“You Should Only Be Happy” eating and watching “Ratatouille”
Now I have to admit, as I undertake a post about ratatouille, that I do not have the patience to make the beautiful tiered version that is depicted in the movie; I’m a good cook, but presentation is not my strong-suit. In fact, I prefer something that looks fairly rustic and handmade rather than something visually stunning, although I greatly admire those who have the talent to beautify food. I like knowing that a real human being was involved in the creation process. And ratatouille (pronounced rah-tah-too-EE in French vs. the Disney-fied rat-uh-TOO-ee) is an old country dish from Southern France, so it doesn’t even need to be beautified - the gorgeous colors from the fresh summer vegetables are enticing all on their own.
My ratatouille recipe won a contest sponsored by Recipe4Living.com back in the summer of 2007; it’s fairly authentic (I’m not a huge fan of eggplant so I leave it out, though you can always add it in or stir in some baba ghanouj if your heart is set upon doing so), and it’s ridiculously easy to make. Step 1: Go to the Farmers Market and buy an assortment of vegetables; alternately, gather the bounty from your own garden. (By the way, regardless of Merriam-Webster’s acknowledgement of the word, I do not use or condone the inane term “veggie” myself. Vegetables. Those beautiful things that grow in gardens and on farms, which are both nutritious and delicious, are called vegetables. But, as always, I digress .) Step 2: Chop the vegetables. Step 3: Cook the vegetables. Step 4: Savor the very essence of the summer harvest.
This recipe is vegan, and is also a perfect light meal to break the fast during Ramadan, which began this past Saturday the 22nd. It’s good warm, it’s good at room temperature. It’s delicious served over pasta or rice, tucked into pita bread or served alongside an entrÃ©e. This is a near-perfect dish, and will even win over vegetable haters: Jeremy dislikes most of the ingredients in my ratatouille, and yet was lured in by the amazing aroma and actually ate some when I first made it. That is all the endorsement I need!

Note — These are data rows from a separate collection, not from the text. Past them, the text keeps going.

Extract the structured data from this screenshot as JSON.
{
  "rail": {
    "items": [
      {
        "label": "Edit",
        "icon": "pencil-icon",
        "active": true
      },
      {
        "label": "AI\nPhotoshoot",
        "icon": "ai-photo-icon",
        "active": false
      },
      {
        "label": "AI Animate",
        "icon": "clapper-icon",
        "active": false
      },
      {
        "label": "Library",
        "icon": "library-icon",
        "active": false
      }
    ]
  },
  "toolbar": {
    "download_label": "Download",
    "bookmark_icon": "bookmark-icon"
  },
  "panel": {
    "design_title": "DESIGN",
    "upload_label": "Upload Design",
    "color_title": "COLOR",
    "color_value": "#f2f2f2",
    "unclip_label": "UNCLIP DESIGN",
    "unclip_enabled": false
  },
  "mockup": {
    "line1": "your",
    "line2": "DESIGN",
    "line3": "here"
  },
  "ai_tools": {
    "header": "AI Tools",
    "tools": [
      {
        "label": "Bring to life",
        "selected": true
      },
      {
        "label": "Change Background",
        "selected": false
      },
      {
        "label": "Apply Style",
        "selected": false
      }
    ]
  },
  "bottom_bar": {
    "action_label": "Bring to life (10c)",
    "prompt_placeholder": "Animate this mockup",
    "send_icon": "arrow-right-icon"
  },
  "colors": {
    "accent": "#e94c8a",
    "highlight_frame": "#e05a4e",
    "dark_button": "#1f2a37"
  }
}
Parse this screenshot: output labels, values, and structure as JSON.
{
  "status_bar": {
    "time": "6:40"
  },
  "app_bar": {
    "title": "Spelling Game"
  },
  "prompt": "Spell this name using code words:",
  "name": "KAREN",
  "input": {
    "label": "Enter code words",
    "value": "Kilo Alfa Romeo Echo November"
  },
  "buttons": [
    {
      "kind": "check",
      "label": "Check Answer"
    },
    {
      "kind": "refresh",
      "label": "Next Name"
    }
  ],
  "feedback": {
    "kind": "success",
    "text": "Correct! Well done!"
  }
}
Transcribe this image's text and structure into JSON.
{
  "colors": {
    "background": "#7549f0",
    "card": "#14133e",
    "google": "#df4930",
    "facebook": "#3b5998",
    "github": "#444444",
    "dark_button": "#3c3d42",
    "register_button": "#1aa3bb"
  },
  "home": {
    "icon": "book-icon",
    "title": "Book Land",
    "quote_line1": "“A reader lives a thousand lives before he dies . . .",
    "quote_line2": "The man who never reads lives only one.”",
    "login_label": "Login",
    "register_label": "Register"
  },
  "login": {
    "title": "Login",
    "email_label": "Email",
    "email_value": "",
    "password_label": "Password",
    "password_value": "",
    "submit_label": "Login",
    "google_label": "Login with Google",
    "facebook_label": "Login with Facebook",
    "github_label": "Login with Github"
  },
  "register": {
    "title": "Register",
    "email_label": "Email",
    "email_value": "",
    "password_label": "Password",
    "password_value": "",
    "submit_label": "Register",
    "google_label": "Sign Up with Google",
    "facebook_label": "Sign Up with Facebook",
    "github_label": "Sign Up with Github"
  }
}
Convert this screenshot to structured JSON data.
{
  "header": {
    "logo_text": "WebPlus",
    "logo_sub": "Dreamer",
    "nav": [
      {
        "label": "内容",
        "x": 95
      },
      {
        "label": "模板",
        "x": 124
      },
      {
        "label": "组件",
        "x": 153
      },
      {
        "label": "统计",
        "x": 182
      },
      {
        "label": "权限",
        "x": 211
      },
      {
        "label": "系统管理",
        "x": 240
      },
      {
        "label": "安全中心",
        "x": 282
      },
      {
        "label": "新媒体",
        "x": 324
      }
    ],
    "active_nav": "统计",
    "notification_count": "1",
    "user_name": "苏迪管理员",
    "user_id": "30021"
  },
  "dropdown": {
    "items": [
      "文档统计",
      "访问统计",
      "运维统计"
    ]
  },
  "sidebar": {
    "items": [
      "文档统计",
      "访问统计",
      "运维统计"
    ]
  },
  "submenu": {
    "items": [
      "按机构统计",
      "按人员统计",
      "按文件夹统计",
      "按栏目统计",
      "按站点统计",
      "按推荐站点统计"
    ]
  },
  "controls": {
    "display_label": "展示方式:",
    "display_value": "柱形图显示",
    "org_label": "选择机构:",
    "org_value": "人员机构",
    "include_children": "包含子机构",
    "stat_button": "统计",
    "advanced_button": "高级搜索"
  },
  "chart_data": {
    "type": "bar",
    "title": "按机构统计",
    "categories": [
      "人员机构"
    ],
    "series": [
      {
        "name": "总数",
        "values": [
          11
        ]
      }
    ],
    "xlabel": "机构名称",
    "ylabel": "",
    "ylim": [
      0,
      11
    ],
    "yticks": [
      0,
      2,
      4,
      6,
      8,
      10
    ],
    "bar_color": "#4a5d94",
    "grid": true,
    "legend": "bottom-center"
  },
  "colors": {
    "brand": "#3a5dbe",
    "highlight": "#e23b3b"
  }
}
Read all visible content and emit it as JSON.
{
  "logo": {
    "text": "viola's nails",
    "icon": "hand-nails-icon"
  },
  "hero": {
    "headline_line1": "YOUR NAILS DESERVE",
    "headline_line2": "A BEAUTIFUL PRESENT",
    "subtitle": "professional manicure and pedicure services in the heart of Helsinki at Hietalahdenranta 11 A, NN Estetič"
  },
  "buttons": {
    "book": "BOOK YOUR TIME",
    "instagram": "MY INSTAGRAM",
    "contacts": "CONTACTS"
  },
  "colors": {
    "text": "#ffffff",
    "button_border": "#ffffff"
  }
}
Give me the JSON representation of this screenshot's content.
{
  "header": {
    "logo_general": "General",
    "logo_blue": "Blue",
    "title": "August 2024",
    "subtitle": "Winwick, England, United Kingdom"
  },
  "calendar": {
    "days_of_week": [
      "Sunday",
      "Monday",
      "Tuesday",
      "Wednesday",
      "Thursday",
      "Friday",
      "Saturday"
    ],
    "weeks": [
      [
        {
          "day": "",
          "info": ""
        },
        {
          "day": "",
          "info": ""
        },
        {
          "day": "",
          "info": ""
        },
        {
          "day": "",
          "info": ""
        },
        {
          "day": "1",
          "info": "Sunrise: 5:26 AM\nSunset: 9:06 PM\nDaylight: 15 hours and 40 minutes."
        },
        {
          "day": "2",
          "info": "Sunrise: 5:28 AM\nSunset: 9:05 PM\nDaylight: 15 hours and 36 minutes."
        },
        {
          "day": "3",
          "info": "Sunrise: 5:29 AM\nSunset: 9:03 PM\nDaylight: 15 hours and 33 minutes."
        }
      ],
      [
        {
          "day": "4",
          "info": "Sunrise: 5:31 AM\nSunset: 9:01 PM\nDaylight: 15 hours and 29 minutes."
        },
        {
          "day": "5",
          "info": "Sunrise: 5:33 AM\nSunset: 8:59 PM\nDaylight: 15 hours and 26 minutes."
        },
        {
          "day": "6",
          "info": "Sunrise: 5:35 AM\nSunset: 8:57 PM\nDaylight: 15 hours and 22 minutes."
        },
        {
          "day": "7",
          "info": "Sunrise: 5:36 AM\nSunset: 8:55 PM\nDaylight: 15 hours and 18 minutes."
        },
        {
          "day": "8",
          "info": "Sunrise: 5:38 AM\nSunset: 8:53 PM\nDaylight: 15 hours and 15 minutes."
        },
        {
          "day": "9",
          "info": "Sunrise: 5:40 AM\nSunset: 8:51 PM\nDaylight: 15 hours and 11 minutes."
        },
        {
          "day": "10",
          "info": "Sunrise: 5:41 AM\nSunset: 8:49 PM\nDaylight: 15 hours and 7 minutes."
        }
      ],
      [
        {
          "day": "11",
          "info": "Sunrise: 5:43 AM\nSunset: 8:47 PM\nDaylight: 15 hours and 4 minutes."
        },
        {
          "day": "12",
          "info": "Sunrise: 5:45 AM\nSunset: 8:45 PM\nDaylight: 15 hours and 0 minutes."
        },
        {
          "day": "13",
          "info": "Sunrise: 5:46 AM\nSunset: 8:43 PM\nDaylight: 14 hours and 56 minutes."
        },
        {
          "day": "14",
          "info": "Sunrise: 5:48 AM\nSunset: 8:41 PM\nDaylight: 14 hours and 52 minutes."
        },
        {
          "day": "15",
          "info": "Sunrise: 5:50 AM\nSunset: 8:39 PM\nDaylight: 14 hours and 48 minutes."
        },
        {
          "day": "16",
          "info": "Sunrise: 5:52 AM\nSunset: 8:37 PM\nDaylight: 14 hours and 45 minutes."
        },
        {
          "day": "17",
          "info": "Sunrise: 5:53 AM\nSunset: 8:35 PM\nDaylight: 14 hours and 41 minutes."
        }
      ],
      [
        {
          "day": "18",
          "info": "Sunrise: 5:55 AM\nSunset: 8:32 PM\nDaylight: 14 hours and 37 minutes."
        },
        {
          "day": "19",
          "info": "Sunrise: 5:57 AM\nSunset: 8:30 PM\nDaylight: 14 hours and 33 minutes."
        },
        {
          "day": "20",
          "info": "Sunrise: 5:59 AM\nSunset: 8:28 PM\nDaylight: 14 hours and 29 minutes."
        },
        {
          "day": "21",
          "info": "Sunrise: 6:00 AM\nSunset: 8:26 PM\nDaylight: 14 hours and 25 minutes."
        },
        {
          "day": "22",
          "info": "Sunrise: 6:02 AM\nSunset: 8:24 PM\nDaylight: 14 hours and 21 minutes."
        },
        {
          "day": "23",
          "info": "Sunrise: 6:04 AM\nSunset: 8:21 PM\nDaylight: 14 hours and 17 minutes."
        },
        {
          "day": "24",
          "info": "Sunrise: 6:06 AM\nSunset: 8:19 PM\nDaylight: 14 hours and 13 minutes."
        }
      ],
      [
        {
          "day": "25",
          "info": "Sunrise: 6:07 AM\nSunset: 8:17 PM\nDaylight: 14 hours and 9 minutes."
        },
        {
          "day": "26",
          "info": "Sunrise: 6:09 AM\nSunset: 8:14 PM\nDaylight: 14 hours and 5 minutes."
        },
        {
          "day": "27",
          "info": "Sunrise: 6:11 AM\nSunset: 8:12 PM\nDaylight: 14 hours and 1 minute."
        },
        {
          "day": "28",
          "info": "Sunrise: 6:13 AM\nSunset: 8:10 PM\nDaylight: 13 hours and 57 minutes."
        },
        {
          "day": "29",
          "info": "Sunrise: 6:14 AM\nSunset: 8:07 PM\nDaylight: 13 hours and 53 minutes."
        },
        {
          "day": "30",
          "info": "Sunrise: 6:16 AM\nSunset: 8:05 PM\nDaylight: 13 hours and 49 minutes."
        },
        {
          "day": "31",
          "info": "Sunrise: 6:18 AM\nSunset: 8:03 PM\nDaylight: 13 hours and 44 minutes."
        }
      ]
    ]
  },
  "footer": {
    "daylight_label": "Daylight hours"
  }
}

So make a batch of ratatouille and eat it while watching the wonderful and charming movie as the beloved Julia Child would say, “Bon AppÃ©tit”!
3 tablespoons extra-virgin olive oil 1/2 teaspoon red pepper flakes 2 teaspoons kosher salt 1/4 teaspoon freshly ground black pepper 1 small red onion, peeled, quartered, sliced thin 6 large garlic cloves, peeled, minced 4 large or 6 medium tomatoes, cored, seeded, chopped into 1” pieces 2 6” zucchini, ends trimmed, halved lengthwise, cut into 1/4" slices 2 6” yellow squash, ends trimmed, halved lengthwise, cut into 1/4" slices 1/2 cup Kalamata olives, pitted, chopped 2 tablespoons herbes de Provence (available at gourmet markets) 2 tablespoons Dijon mustard 1/2 cup red wine (or tomato juice or vegetable stock if you don’t want to use alcohol)
Heat the oil in a large skillet over medium heat; add the red pepper flakes, salt and pepper. Cook for 1 minute, then add the onion and sautÃ© for 5 minutes until onion is softened. Add garlic and sautÃ© 1 minute. Add tomatoes, zucchini and squash; cook for 10 minutes, stirring occasionally. Add the remaining ingredients and bring just to a boil; turn heat down to low, cover, and cook for 20 minutes. Remove lid and cook 10 more minutes or so until most of the liquid has evaporated.
Mary Bilyeu has won or placed in more than 60 cooking contests and writes about her adventures as she tries to win prizes, feeds hungry teenagers and other loved ones, and generally just has fun in the kitchen. The phrase "You Should Only Be Happy" (written in Hebrew on the stone pictured next to the blog's title) comes from Deuteronomy 16:15, and is a wish for all her readers as they cook along with her ... may you always be happy here!